Age as a risk factor for VTE has been previously reported in several series of patients undergoing knee arthroscopic surgeries. Oshiba H et al.  found that patients aged ≥30 years have a higher risk of developing VTE. Ye et al.  reported that female patients and those aged 35 years were at a higher risk for VTE, and they recommended routine thromboprophylaxis in these patients. In several studies with large cohorts, Jameson et al.  found that age over 40 years was associated with an increased VTE risk. Forlenza EM et al.  reported risk factors including age ≥ 45, inpatient surgery, chronic obstructive pulmonary disease (COPD), tobacco use and concurrent posterior cruciate ligament (PCL) reconstruction, meniscal transplant and osteochondral allograft. Gaskill et al.  reported an increased odds of VTE in patients aged 35 years and over with a history of nicotine use, anticoagulant use, concomitant high tibial osteotomy (HTO), or concomitant PCL reconstruction. Schmitz et al.  reported that the only significant risk factor for VTE after surgery was age. In our study, logistic regression revealed that age has a tendency to increase the risk of developing VTE following knee arthroscopic surgery, although the difference failed to reach statistical significance. This may be because we excluded those patients who were older than 60 years in this study.

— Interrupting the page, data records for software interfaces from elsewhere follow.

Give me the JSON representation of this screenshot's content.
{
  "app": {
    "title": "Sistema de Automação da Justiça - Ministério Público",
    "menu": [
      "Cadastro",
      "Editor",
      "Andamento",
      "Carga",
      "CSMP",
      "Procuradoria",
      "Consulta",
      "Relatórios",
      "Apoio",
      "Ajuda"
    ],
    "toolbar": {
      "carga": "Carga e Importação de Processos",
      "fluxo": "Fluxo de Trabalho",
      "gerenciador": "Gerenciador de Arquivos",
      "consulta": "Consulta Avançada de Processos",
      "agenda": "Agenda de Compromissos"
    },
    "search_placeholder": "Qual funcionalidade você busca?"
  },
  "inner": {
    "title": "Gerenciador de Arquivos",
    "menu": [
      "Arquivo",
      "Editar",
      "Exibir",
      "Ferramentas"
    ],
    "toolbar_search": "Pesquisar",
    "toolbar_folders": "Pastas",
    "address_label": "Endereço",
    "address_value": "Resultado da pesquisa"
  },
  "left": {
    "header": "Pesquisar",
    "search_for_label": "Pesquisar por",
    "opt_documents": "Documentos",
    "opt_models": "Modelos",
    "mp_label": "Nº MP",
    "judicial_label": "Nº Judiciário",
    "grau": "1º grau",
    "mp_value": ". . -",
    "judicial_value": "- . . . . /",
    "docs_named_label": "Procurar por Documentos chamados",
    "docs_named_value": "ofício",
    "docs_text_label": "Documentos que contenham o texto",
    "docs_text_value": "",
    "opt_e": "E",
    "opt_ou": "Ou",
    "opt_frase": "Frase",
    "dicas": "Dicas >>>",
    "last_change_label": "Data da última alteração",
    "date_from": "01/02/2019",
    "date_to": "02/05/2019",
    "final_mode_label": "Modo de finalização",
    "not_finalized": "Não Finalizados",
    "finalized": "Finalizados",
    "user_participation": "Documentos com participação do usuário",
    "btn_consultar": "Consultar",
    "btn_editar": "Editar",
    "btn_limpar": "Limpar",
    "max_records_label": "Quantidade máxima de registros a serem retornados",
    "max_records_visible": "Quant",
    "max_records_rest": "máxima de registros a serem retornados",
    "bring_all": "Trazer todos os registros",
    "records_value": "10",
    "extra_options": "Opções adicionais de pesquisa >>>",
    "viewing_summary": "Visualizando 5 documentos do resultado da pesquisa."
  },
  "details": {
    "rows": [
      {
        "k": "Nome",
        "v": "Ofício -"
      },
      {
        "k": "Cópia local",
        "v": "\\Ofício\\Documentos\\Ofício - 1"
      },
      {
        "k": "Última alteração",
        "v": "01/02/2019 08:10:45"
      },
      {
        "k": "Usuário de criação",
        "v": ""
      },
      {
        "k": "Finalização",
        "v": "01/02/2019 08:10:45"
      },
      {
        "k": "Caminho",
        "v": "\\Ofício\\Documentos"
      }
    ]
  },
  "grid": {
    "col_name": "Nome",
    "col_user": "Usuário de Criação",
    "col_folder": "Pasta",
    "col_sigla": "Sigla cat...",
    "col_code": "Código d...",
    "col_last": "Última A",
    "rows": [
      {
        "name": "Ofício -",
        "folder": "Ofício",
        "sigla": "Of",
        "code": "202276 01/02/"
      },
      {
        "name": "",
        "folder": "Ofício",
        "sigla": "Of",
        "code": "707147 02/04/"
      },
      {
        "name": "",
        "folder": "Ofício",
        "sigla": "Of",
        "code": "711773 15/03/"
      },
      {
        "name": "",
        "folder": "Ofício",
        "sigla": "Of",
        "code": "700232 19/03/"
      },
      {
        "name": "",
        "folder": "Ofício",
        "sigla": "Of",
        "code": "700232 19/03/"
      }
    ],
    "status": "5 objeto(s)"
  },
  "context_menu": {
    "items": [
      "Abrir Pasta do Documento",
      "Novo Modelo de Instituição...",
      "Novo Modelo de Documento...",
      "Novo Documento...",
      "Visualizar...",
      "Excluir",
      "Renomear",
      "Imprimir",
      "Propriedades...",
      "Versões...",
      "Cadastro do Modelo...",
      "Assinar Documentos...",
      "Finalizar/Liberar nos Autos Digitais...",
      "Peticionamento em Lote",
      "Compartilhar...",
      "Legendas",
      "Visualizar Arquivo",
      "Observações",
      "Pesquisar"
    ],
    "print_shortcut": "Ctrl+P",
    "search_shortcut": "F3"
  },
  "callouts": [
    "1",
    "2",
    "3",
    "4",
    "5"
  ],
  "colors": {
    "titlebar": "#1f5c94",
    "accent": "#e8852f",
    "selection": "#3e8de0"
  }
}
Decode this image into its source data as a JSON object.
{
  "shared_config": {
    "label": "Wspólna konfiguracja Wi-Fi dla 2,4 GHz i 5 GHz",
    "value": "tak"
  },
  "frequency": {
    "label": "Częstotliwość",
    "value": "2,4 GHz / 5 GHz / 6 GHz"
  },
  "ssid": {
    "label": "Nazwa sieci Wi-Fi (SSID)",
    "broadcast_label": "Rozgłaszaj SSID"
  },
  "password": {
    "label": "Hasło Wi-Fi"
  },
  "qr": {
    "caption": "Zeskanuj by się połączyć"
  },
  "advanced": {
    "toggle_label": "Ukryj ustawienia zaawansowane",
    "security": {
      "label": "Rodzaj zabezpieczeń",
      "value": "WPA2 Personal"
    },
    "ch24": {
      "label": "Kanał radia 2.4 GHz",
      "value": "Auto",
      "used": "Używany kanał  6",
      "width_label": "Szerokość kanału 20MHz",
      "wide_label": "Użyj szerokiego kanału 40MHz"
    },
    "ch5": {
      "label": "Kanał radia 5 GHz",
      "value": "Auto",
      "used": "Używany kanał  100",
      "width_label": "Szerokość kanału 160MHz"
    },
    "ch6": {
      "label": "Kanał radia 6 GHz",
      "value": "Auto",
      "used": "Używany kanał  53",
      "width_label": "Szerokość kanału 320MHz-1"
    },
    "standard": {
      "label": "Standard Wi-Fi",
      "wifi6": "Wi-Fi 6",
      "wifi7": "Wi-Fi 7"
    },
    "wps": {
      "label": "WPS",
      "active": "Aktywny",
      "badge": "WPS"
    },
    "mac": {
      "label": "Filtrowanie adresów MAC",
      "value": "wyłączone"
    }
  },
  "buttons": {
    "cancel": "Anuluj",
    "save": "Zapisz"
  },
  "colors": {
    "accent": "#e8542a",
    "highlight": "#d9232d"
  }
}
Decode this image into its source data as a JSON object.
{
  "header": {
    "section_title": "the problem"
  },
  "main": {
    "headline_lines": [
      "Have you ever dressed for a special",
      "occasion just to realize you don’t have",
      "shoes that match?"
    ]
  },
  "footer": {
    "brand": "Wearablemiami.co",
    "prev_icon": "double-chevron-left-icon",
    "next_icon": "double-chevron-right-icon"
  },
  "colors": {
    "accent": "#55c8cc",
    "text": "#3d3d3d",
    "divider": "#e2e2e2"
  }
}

BMI is directly related to obesity and is usually considered an important part of the preoperative assessment. Increasing BMI has been shown to be associated with increased rates of unplanned hospital admissions and postoperative complications following arthroscopic procedures [30,31,32]. In one recently published study with 141,335 patients following arthroscopic surgery , the authors found that the most common complications were DVT (0.27%), and VTE risk factors included being overweight (25.0 ≤ BMI < 30, OR = 1.474) or diabetic with class I obesity (30.0 ≤ BMI < 35, OR = 1.469), which is partially consistent with the characteristics of the ACLR group in our study. In our study, BMI was associated with an OR of 1.151 for VTE (p = 0.054). A statistically significant difference would likely be obtained with an increase in the sample size in future studies.
Our study has some limitations. First, the retrospective design limited our assessment of the true effect of surgical intervention on the risk of VTE. Second, the number of ACLR patients was relatively small. The power analysis showed that a patient number of 100 per group was sufficient to reach a sufficiently narrow CI, but a study with a larger number of patients would increase its clinical importance. In our study, the tendency of ACLR, age and BMI to be associated with an increased risk of VTE was found, so a much larger patient group may strengthen the statistical significance. Third, the incidence of VTE in this study was mainly identified at 2 weeks after surgery by duplex ultrasound. DVT may develop in patients after they are discharged. All patients underwent follow-up for clinical assessments, but asymptomatic DVT may not have been detected. Therefore, the true overall incidence of DVT after ACL reconstruction is probably slightly higher than that shown in this study. Finally, contraceptive and NSAID use in our study by female patients was not recorded, and this may have an overall effect on the final incidence of DVT [22, 34].